- Average hours worked rose by .4% last month, reversing the 0.2% decline that we saw in May. Average hourly earnings rose by 0.2% last month, which wasn’t bad, but just as in Canada, average U.S. wages are barely keeping pace with inflation. That means that many U.S. consumers aren’t seeing any expansion in their purchasing power and that is important because U.S. consumer spending accounts for more than two-thirds of overall U.S. GDP.
- Economist David Rosenberg had a great insight into the details in the latest U.S. employment data. He noted that the 25- to 54-year-old cohort, which is the prime working age segment, lost 21,000 jobs in June on top of the 92,000 jobs that it lost in May. So U.S. job creation is weakest in the age category that contributes the most to consumer spending. (As an offset, those aged 16 to 19 added 203,000 new jobs last month and workers aged 55+ added another 178,000 new jobs.)
Financial markets expect that the latest Canadian and U.S. employment reports will embolden the BoC and the Fed to follow through on their planned policy-rate rises. The unknown at this point is how our respective economies will respond to this monetary-policy tightening.
The BoC rate rise will be the first in more than seven years, and if the Loonie continues its rise in response, that will intensify a headwind for our export-manufacturing sector, which has only recently shown signs of recovery.
We talk a lot about the Canada/U.S. exchange rate but perhaps the Canada/Mexico exchange rate should be getting more attention. After all, our exporters compete with Mexican equivalents for U.S. import demand and we are both members of NAFTA.

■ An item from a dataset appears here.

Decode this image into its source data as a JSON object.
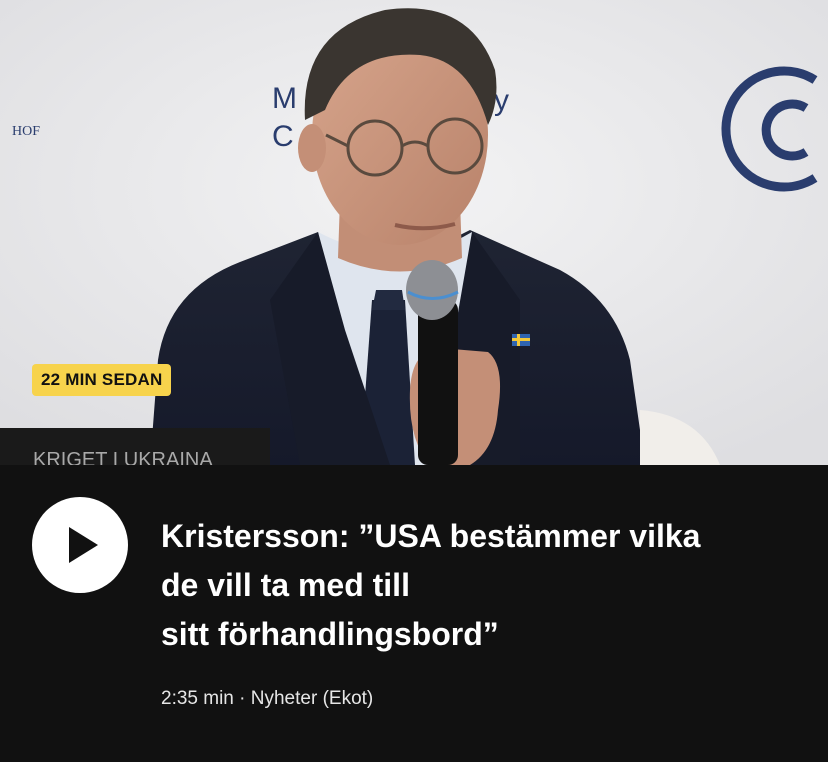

The chart on the right shows that the Canadian dollar fell against the peso over the first half of 2017, giving our exporters a boost, but that trend has recently reversed.
It will take time for the impacts of this reversal to show up in the economic data, but when they do, they will be negative, and additional BoC rate increases after July will exacerbate their magnitude.
Five-year GoC bond yields rose by seven basis points last week, closing at 1.47% on Friday. Five-year fixed-rate mortgages are still available at rates as low as 2.39% for high-ratio buyers (but probably not for much longer), and at rates as low as 2.54% for low-ratio buyers, depending on the size of their down payment and the purchase price of the property. Meanwhile, borrowers who are looking to refinance should be able to find five-year fixed rates in the 2.79% to 2.84% range.
Five-year variable-rate mortgages are largely unchanged so far and are still available at rates as low as prime minus 0.80% (1.90% today) for high-ratio buyers, and at rates as low as prime minus 0.70% (2.00% today) for low-ratio buyers, again depending on the size of their down payment and the purchase price of the property. Borrowers who are looking to refinance should be able to find five-year variable rates around the prime minus 0.40% to 0.60% range, which works out to between 2.10% and 2.30% using today’s prime rate of 2.70%.
The Bottom Line: Variable-rate borrowers can expect to see their prime rate rise from 2.70% to 2.95% when the BoC meets this Wednesday. While rate predictions never come with guarantees, I continue to believe that existing variable-rate borrowers who exercise their option to convert to fixed rates today will pay more than those who ride it out. Meanwhile, fixed mortgage rates have risen by about .20% in the lead up to this week’s meeting, and the market’s reaction to the BoC statement that accompanies its policy-rate increase will determine which direction they go from here.
David Larock is an independent mortgage broker and industry insider specializing in helping clients purchase, refinance or renew their mortgages. David's posts appear weekly on this blog, Move Smartly, and on his own blog: integratedmortgageplanners.com/blog Email Dave
July 10, 2017Mortgage |